You’ve Been Betrayed; Now What?
It took you a couple of days, but you’ve finally reached that point.
That point where you’ve raised your hand into a salute right about eye brow height and declared, “I have had it up to here. Things are about to change.”
Good. I’ve been waiting.
Let’s admit it: we’ve been betrayed. And we know it.
You and I both know what she did to us. What she let happen to us.
You and I both know that we’d like to break things or hit walls or set fire to her clothes and her expensive car in the driveway of her beautiful house (a la Bernadette from “Waiting to Exhale”).
But I’m not down for us to share a prison cell.
I’m also not about to let you take on this pain alone.
So this is where we’re at right now.
Let me be the sage one that’s kinda been here a time or two before; let me give you some advice.
Do not apologize for her betrayal; it’s not your fault. It’s not up to you to seek forgiveness. You had nothing to do with it. You can not try to speak on her behalf. You can not let her off the hook. She needs to own this.
Do not think that you could have done anything to prevent her betrayal; you do not control anyone else’s actions apart from your own. She made the decision that she made for whatever reason she made it. You could not have been a better friend/wife/sister/mother/daughter, more encouraging, or more entreating. Your actions do not have any bearing on her’s. She alone is responsible for her decision.
Do not gloss over her betrayal; you must honor yourself and acknowledge the truth. You are not allowed to let yourself think “the word betrayal seems like a bit much” or “it’s not really that bad” or “I’m sure she didn’t mean it like that.” It’s not too much. It really is that bad. And yes, oh yes she did.
Do not call her betrayal a mistake; it was a choice she made to betray you. You can not say things like “well, maybe she didn’t know better” or “maybe she wasn’t raised the way I was” or “maybe she just needed more time.” You can not excuse her behavior as a product of bad upbringing. You can not make her betrayal akin to having bad manners. She didn’t burp at the dinner table; she betrayed you.
Do not try to understand why she betrayed you; you are not entitled to her why. You can not force her to explain herself. She owes you nothing in the way of an explanation. It shouldn’t matter anyway. An explanation will not change what she has done. And it certainly won’t make you feel better.
Do not utter the phrase “if we could just go back in time”; you already know that you can’t. Stop allowing yourself access to the word “if”. There is not one single what if? that could make what she has done any more stomachable. Stop torturing yourself with scenarios that conclude in different outcomes. You already know the outcome. You already know the conclusion.
Do not think “someday she’s going to regret this”; she most likely never will. You can not think for one second that she has your self-awareness and compassion and humanity. Clearly, she does not. You can not allow yourself to hope that she will develop an iota of guilt over what she’s done, what she’s allowed to happen. She will not. She would not be able to live with herself if she did.

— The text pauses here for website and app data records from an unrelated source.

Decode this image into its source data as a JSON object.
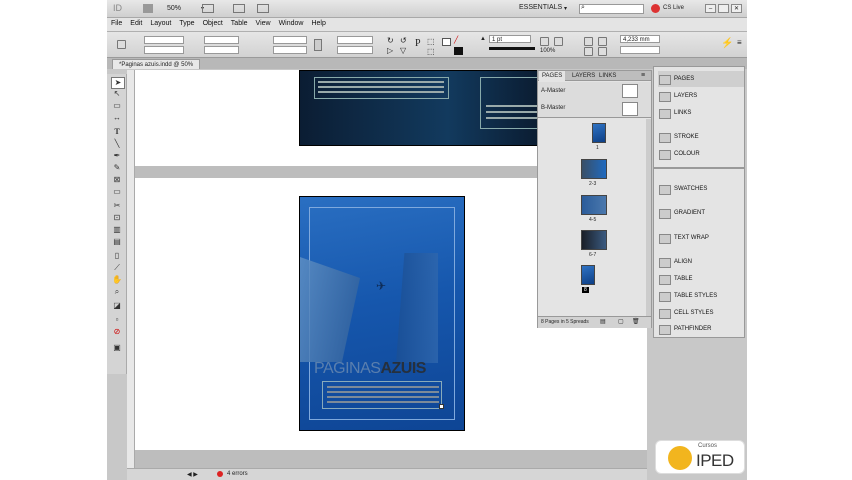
{
  "app": {
    "logo_text": "ID",
    "zoom": "50%",
    "workspace": "ESSENTIALS",
    "cs_live": "CS Live",
    "search_placeholder": ""
  },
  "menu": [
    "File",
    "Edit",
    "Layout",
    "Type",
    "Object",
    "Table",
    "View",
    "Window",
    "Help"
  ],
  "control": {
    "stroke_weight": "1 pt",
    "percent": "100%",
    "measure": "4,233 mm"
  },
  "document": {
    "tab_label": "*Paginas azuis.indd @ 50%",
    "cover_title_light": "PAGINAS",
    "cover_title_bold": "AZUIS"
  },
  "pages_panel": {
    "tabs": [
      "PAGES",
      "LAYERS",
      "LINKS"
    ],
    "masters": [
      "A-Master",
      "B-Master"
    ],
    "spread_labels": [
      "1",
      "2-3",
      "4-5",
      "6-7",
      "8"
    ],
    "footer": "8 Pages in 5 Spreads"
  },
  "side_panels": {
    "group1": [
      "PAGES",
      "LAYERS",
      "LINKS"
    ],
    "group2": [
      "STROKE",
      "COLOUR"
    ],
    "group3": [
      "SWATCHES",
      "GRADIENT",
      "TEXT WRAP",
      "ALIGN",
      "TABLE",
      "TABLE STYLES",
      "CELL STYLES",
      "PATHFINDER"
    ]
  },
  "status": {
    "preflight": "4 errors"
  },
  "watermark": {
    "small": "Cursos",
    "big": "IPED"
  },
  "colors": {
    "accent": "#1e62b8",
    "dark": "#0c1a2e"
  }
}
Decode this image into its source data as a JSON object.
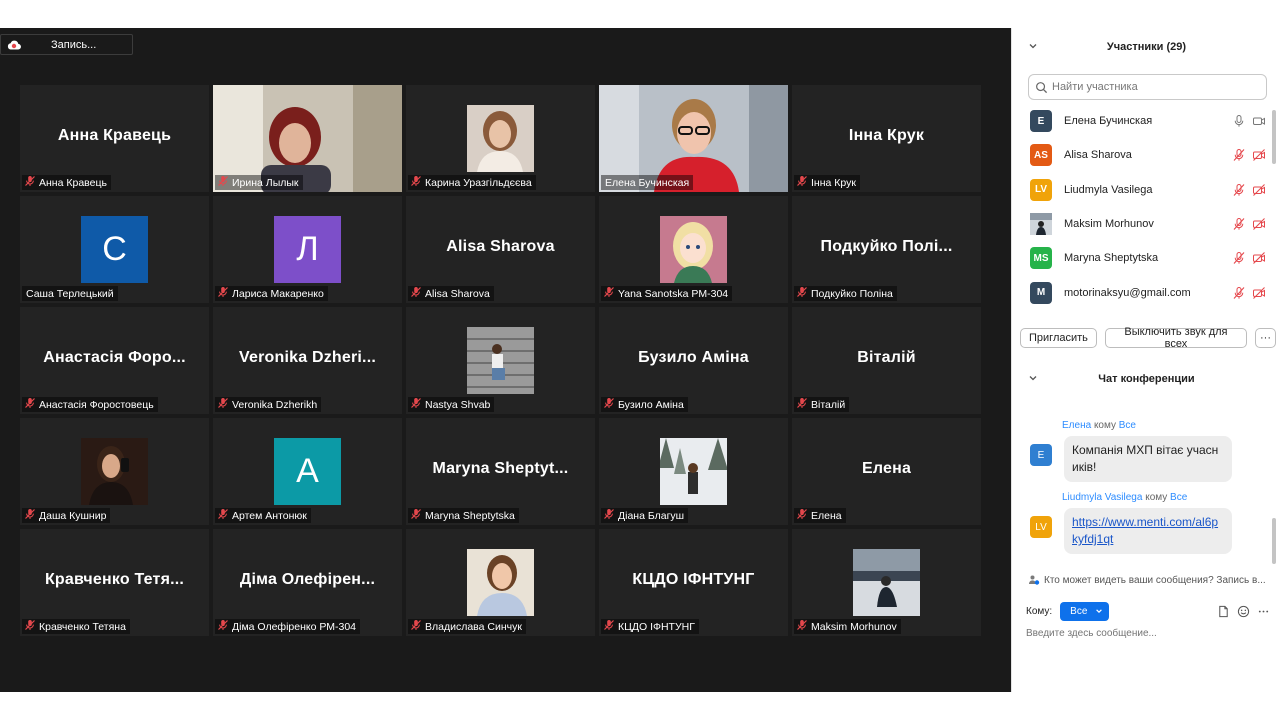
{
  "recording": {
    "label": "Запись..."
  },
  "tiles": [
    {
      "kind": "name",
      "big": "Анна Кравець",
      "label": "Анна Кравець",
      "muted": true
    },
    {
      "kind": "photo",
      "photo": "woman-red-hair-video",
      "label": "Ирина Лылык",
      "muted": true,
      "full": true
    },
    {
      "kind": "photo",
      "photo": "girl-portrait",
      "label": "Карина Уразгільдєєва",
      "muted": true
    },
    {
      "kind": "photo",
      "photo": "woman-glasses-red-sweater-video",
      "label": "Елена Бучинская",
      "muted": false,
      "full": true,
      "active": true
    },
    {
      "kind": "name",
      "big": "Інна Крук",
      "label": "Інна Крук",
      "muted": true
    },
    {
      "kind": "letter",
      "letter": "С",
      "color": "#0f5aa8",
      "label": "Саша Терлецький",
      "muted": false
    },
    {
      "kind": "letter",
      "letter": "Л",
      "color": "#7d4fc9",
      "label": "Лариса Макаренко",
      "muted": true
    },
    {
      "kind": "name",
      "big": "Alisa Sharova",
      "label": "Alisa Sharova",
      "muted": true
    },
    {
      "kind": "photo",
      "photo": "cartoon-girl",
      "label": "Yana Sanotska PM-304",
      "muted": true
    },
    {
      "kind": "name",
      "big": "Подкуйко Полі...",
      "label": "Подкуйко Поліна",
      "muted": true
    },
    {
      "kind": "name",
      "big": "Анастасія Форо...",
      "label": "Анастасія Форостовець",
      "muted": true
    },
    {
      "kind": "name",
      "big": "Veronika  Dzheri...",
      "label": "Veronika Dzherikh",
      "muted": true
    },
    {
      "kind": "photo",
      "photo": "girl-on-stairs",
      "label": "Nastya Shvab",
      "muted": true
    },
    {
      "kind": "name",
      "big": "Бузило Аміна",
      "label": "Бузило Аміна",
      "muted": true
    },
    {
      "kind": "name",
      "big": "Віталій",
      "label": "Віталій",
      "muted": true
    },
    {
      "kind": "photo",
      "photo": "girl-mirror-selfie",
      "label": "Даша Кушнир",
      "muted": true
    },
    {
      "kind": "letter",
      "letter": "А",
      "color": "#0c9aa6",
      "label": "Артем Антонюк",
      "muted": true
    },
    {
      "kind": "name",
      "big": "Maryna  Sheptyt...",
      "label": "Maryna Sheptytska",
      "muted": true
    },
    {
      "kind": "photo",
      "photo": "girl-snow-forest",
      "label": "Діана Благуш",
      "muted": true
    },
    {
      "kind": "name",
      "big": "Елена",
      "label": "Елена",
      "muted": true
    },
    {
      "kind": "name",
      "big": "Кравченко  Тетя...",
      "label": "Кравченко Тетяна",
      "muted": true
    },
    {
      "kind": "name",
      "big": "Діма  Олефірен...",
      "label": "Діма Олефіренко РМ-304",
      "muted": true
    },
    {
      "kind": "photo",
      "photo": "girl-smiling-outdoors",
      "label": "Владислава Синчук",
      "muted": true
    },
    {
      "kind": "name",
      "big": "КЦДО ІФНТУНГ",
      "label": "КЦДО ІФНТУНГ",
      "muted": true
    },
    {
      "kind": "photo",
      "photo": "man-sitting-on-snow",
      "label": "Maksim Morhunov",
      "muted": true
    }
  ],
  "participants_panel": {
    "title": "Участники (29)",
    "search_placeholder": "Найти участника",
    "list": [
      {
        "initials": "Е",
        "color": "#34495e",
        "name": "Елена Бучинская",
        "mic_on": true,
        "cam_on": true
      },
      {
        "initials": "AS",
        "color": "#e35a14",
        "name": "Alisa Sharova",
        "mic_on": false,
        "cam_on": false
      },
      {
        "initials": "LV",
        "color": "#f0a30a",
        "name": "Liudmyla Vasilega",
        "mic_on": false,
        "cam_on": false
      },
      {
        "initials": "",
        "color": "#8a8f96",
        "name": "Maksim Morhunov",
        "mic_on": false,
        "cam_on": false,
        "photo": true
      },
      {
        "initials": "MS",
        "color": "#26b34a",
        "name": "Maryna Sheptytska",
        "mic_on": false,
        "cam_on": false
      },
      {
        "initials": "M",
        "color": "#34495e",
        "name": "motorinaksyu@gmail.com",
        "mic_on": false,
        "cam_on": false
      }
    ],
    "invite_label": "Пригласить",
    "mute_all_label": "Выключить звук для всех",
    "more_label": "···"
  },
  "chat_panel": {
    "title": "Чат конференции",
    "messages": [
      {
        "sender": "Елена",
        "to_word": "кому",
        "to": "Все",
        "initials": "Е",
        "color": "#2f7fd1",
        "text": "Компанія МХП вітає учасників!",
        "is_link": false
      },
      {
        "sender": "Liudmyla Vasilega",
        "to_word": "кому",
        "to": "Все",
        "initials": "LV",
        "color": "#f0a30a",
        "text": "https://www.menti.com/al6pkyfdj1qt",
        "is_link": true
      }
    ],
    "visibility_note": "Кто может видеть ваши сообщения? Запись в...",
    "to_label": "Кому:",
    "to_value": "Все",
    "input_placeholder": "Введите здесь сообщение..."
  },
  "colors": {
    "stage": "#1a1a1a",
    "tile": "#232323",
    "active_outline": "#d3e35a",
    "accent": "#0e71eb",
    "muted_icon": "#e5484d"
  }
}
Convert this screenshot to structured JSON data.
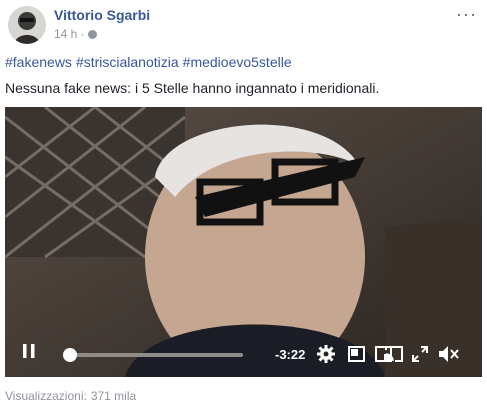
{
  "post": {
    "author": "Vittorio Sgarbi",
    "time": "14 h",
    "separator": "·",
    "more_label": "···",
    "hashtags": [
      "#fakenews",
      "#striscialanotizia",
      "#medioevo5stelle"
    ],
    "text": "Nessuna fake news: i 5 Stelle hanno ingannato i meridionali."
  },
  "video": {
    "time_remaining": "-3:22",
    "progress": 0.03
  },
  "footer": {
    "views_label": "Visualizzazioni:",
    "views_count": "371 mila"
  },
  "icons": {
    "avatar": "avatar",
    "globe": "globe-icon",
    "more": "more-icon",
    "pause": "pause-icon",
    "settings": "gear-icon",
    "pip": "picture-in-picture-icon",
    "theater": "theater-mode-icon",
    "cast": "cast-icon",
    "fullscreen": "fullscreen-icon",
    "volume": "volume-muted-icon"
  },
  "colors": {
    "link": "#385898",
    "meta": "#90949c",
    "text": "#1d2129"
  }
}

Do not think that she’s ever going to give you an apology; you need to learn to move on without one. An apology is reserved for hurting your daughter’s feelings or missing your best friend’s baby shower or bumping your grandma’s shoulder as you savagely reach across her for the last piece of cake. This is not a bruised shoulder; this is a betrayal. In order for her to ever muster up an apology, she would have to begin to feel regret. We’ve already established that she won’t.
Do not think that her betrayal has anything to do with your worth and value; your worth and value have not changed. Period.
Do not let her betrayal consume you; you will get passed this. You are allowed to cry. You are allowed to eat your feelings. You are allowed to drag your body to exhaustion on the treadmill. You are not allowed to stop and stay in this pain and hold on to it for fear that if you let go of it then no one will see that it was important in the first place. You are not allowed to be the keeper of the flame of the pain. You must let it go. You just have to.
Please please please know that I’m right here with you. I’m not going anywhere. I’m disgusted and humiliated and devastated just like you.
I know you still have so much you want to say to her. So do it. Text her. Leave a voicemail. Write it down. Send it to her if you must. Do what you have to do.
I’d like to pass this message to her myself:
I’ve always known (and told my daughter) that if women would stick together, we’d rule the world. If we’d just get out of our own way (and cattiness), we could make everything right.
I was wrong.
I expected your vote to stand for all the women that can’t vote or don’t have a voice or have long since died because of the abuses of this world.
I expected you to vote against bigotry and racism and misogyny and heterosexism.
And again, I was wrong.
I’ve always wondered if I was born during the time of slavery, if I’d have accepted it as the norm.
I’ve always wondered if I was born during the time when women lacked the right to vote, if I’d march for it or just accept it.
I don’t have to wonder anymore. I would have fought. I would have made myself heard. I would have done my best to rage against the norm.
I will not live another day wondering what I would have fought for in the past; I will live them knowing that it’s up to me to keep fighting and standing up for what is right.
I will be the best kind of white woman (lest anyone mistake me for you) on the right side of history.
I promise you, I will.
And I’m not expecting the same from you. Anymore.